Task to carry out:
Copy every line of the data that contains the string "with".

Records for this exercise:
........
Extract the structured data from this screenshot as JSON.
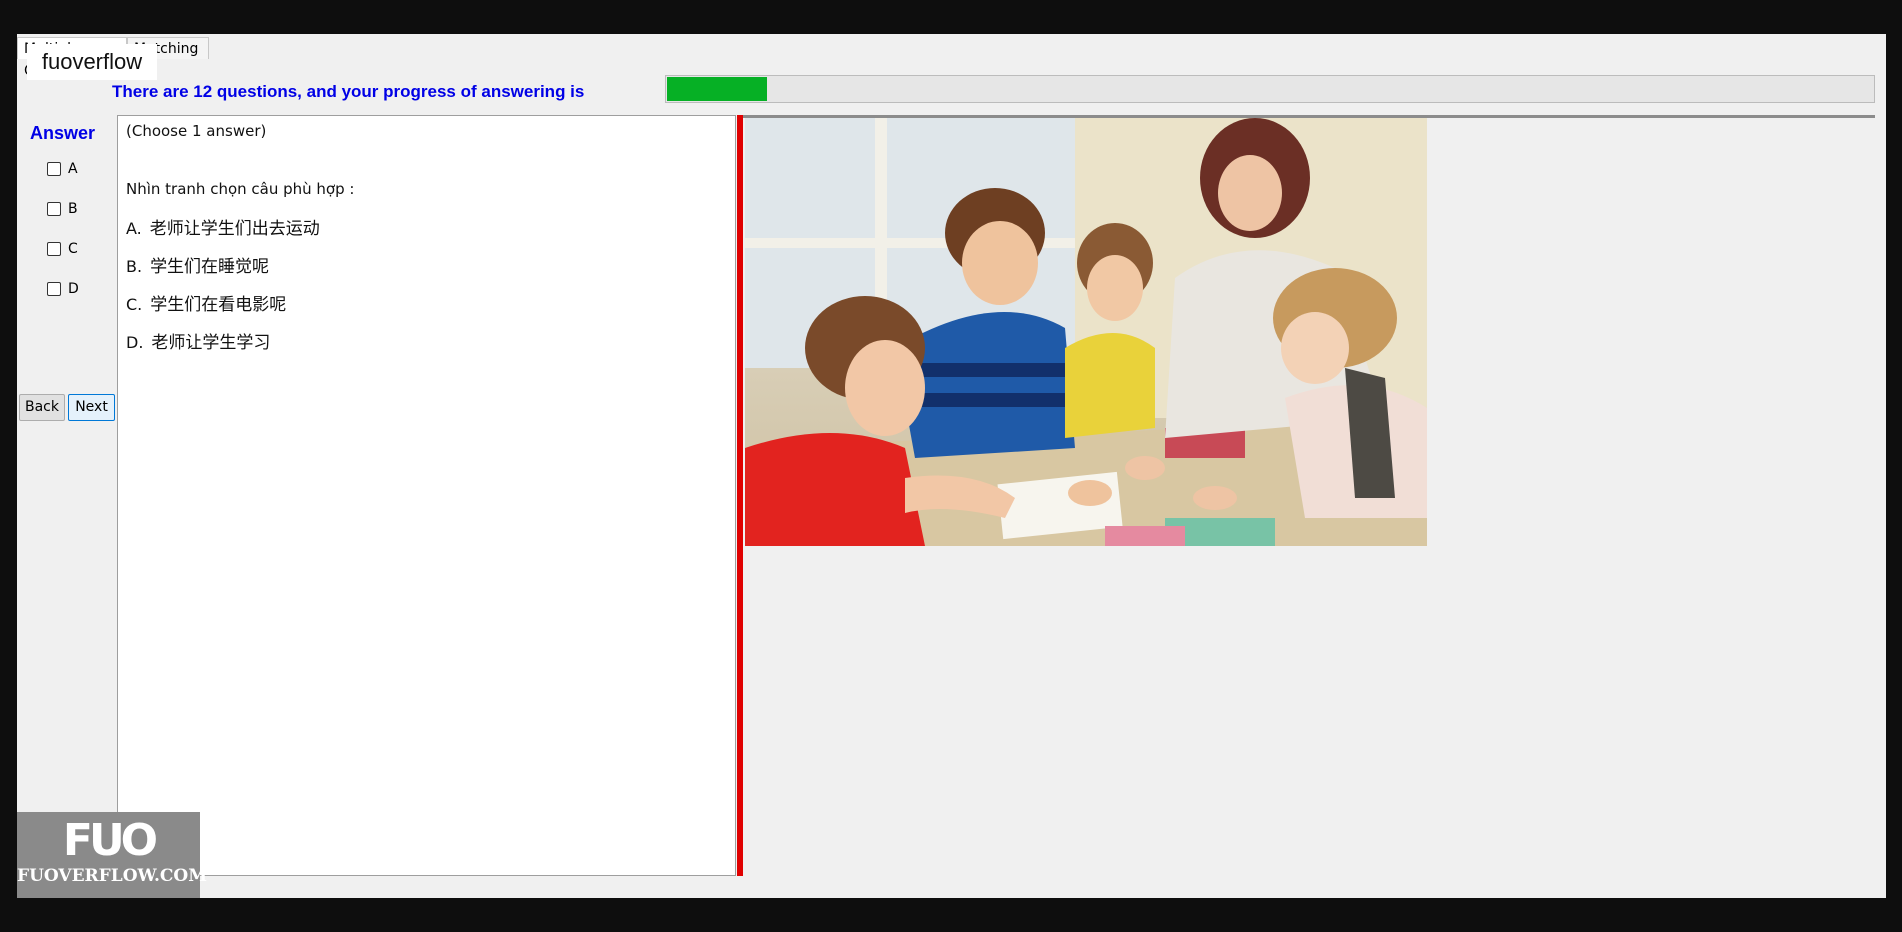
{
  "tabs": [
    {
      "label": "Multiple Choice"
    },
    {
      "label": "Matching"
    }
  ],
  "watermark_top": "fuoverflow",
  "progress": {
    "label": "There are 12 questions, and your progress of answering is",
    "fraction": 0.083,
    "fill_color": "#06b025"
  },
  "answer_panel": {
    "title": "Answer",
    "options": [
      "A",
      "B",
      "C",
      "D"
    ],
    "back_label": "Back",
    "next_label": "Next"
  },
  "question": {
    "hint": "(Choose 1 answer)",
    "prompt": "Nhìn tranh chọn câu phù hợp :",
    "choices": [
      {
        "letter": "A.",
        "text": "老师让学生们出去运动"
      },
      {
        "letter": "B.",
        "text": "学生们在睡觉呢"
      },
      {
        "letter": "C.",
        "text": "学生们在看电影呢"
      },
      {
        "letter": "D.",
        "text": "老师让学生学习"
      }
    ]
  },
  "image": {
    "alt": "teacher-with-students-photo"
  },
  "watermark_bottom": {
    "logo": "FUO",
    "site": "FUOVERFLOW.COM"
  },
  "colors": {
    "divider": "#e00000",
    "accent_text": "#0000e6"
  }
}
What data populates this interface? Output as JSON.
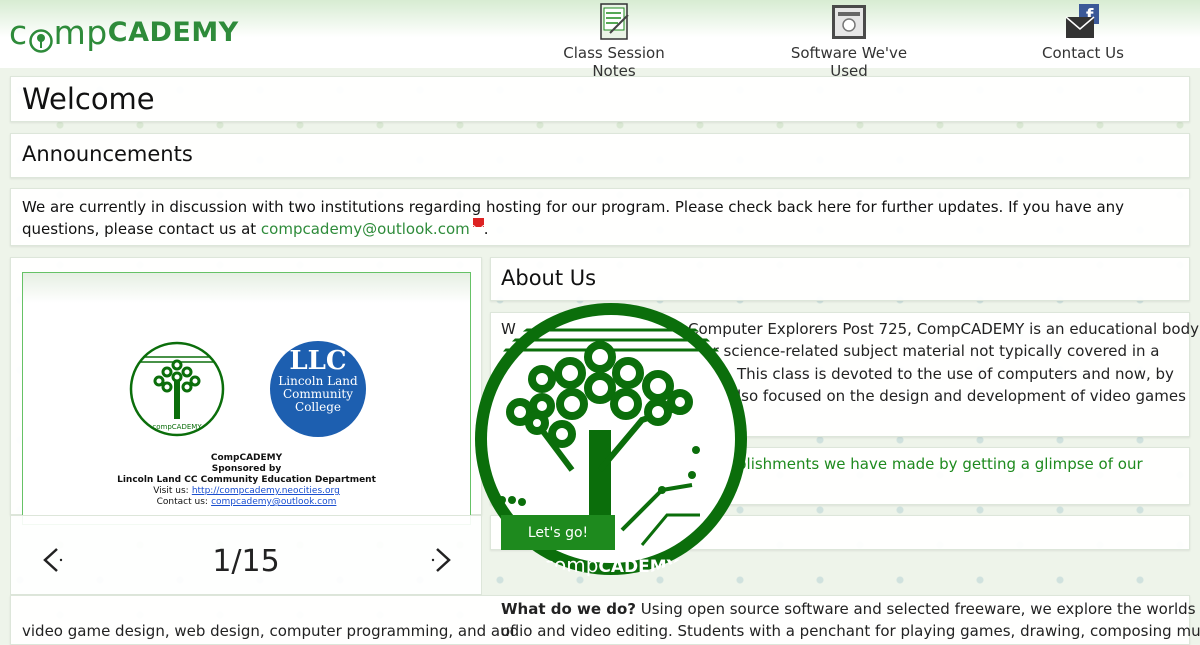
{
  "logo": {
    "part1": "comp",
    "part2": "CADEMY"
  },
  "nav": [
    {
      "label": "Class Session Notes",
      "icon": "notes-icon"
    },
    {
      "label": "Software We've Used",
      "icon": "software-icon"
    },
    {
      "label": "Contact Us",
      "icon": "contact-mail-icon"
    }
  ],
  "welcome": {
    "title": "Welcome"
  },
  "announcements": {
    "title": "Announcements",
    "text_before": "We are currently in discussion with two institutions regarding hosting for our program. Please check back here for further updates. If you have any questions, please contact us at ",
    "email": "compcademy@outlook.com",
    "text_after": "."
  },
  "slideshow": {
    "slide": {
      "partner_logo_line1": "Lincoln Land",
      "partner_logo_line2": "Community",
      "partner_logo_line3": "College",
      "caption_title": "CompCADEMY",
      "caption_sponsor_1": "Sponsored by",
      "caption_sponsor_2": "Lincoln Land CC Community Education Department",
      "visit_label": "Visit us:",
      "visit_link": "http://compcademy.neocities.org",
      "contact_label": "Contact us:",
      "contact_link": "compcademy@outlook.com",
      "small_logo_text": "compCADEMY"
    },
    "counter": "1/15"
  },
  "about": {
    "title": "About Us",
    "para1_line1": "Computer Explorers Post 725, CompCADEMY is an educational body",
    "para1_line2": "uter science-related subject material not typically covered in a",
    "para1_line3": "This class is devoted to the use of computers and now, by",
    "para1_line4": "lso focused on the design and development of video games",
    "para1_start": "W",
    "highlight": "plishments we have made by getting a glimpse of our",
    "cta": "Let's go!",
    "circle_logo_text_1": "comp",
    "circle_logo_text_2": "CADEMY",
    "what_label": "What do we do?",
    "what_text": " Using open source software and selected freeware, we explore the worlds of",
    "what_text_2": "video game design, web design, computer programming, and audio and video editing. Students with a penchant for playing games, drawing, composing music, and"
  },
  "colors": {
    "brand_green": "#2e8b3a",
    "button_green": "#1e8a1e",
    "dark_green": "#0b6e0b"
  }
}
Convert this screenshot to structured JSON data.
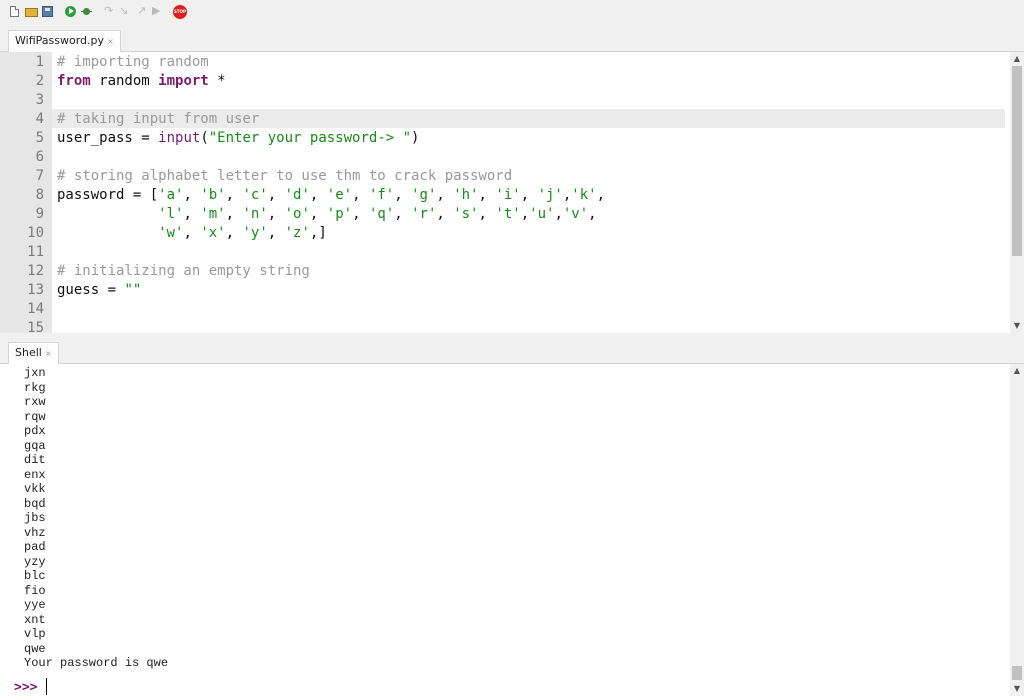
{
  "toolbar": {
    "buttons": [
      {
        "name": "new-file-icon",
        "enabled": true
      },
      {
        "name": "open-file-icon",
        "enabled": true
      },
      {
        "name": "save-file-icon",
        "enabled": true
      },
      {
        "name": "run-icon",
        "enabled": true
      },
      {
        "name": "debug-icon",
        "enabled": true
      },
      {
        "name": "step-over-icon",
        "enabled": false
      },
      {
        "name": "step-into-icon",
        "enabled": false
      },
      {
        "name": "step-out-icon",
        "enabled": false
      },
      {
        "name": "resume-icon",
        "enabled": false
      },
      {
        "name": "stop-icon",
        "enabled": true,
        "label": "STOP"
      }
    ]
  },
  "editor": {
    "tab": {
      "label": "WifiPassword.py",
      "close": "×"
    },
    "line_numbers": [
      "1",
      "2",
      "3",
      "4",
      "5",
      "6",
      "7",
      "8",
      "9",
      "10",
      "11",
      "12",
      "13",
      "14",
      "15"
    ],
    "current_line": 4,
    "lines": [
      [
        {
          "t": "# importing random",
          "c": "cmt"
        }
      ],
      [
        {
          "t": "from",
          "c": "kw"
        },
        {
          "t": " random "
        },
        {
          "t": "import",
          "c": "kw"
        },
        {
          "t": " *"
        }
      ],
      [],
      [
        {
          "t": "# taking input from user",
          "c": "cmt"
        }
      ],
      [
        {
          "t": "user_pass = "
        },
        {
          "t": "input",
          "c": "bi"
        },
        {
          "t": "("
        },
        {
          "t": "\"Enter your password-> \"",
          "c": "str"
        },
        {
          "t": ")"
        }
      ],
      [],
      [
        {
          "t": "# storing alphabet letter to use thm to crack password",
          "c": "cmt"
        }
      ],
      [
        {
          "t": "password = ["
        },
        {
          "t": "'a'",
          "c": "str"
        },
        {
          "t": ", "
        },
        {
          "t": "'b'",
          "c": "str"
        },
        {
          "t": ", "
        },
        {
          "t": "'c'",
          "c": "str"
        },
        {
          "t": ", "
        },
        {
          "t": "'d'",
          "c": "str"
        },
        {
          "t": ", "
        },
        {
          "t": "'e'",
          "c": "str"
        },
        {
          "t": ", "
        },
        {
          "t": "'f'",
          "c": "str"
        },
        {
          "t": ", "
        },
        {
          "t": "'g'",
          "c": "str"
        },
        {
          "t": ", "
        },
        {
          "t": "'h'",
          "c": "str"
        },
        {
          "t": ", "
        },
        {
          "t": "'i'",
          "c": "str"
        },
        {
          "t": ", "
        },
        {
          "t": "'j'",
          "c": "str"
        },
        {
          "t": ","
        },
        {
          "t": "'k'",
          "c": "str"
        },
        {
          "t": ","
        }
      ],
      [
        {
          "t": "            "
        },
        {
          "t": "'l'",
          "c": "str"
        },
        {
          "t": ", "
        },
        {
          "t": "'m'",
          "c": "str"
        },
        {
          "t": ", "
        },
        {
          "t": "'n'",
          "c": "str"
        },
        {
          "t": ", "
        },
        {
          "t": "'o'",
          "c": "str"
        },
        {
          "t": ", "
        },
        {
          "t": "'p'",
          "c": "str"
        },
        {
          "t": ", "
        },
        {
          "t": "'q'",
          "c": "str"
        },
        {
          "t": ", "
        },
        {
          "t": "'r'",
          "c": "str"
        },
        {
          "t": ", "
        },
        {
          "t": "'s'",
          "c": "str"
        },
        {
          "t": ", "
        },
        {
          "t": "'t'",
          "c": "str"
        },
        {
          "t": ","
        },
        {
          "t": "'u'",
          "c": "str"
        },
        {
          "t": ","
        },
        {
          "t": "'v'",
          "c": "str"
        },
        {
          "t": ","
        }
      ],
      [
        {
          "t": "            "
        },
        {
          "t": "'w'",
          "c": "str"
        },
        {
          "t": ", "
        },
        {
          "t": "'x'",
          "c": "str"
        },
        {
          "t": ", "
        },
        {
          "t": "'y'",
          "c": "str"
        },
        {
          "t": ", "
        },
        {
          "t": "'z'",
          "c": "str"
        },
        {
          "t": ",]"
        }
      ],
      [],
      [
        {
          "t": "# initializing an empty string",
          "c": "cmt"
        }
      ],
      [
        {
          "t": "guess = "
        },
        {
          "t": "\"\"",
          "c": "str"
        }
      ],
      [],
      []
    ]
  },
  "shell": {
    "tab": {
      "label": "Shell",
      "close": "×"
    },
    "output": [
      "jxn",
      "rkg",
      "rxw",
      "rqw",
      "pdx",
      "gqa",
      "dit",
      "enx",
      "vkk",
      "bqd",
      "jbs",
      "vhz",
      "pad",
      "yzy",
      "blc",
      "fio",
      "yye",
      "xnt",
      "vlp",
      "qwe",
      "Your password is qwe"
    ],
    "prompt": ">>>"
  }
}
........
Answer:
    "alt": "teacher-with-students-photo"
    "text_before": "We are currently in discussion with two institutions regarding hosting for our program. Please check back here for further updates. If you have any questions, please contact us at ",
    "what_text_2": "video game design, web design, computer programming, and audio and video editing. Students with a penchant for playing games, drawing, composing music, and"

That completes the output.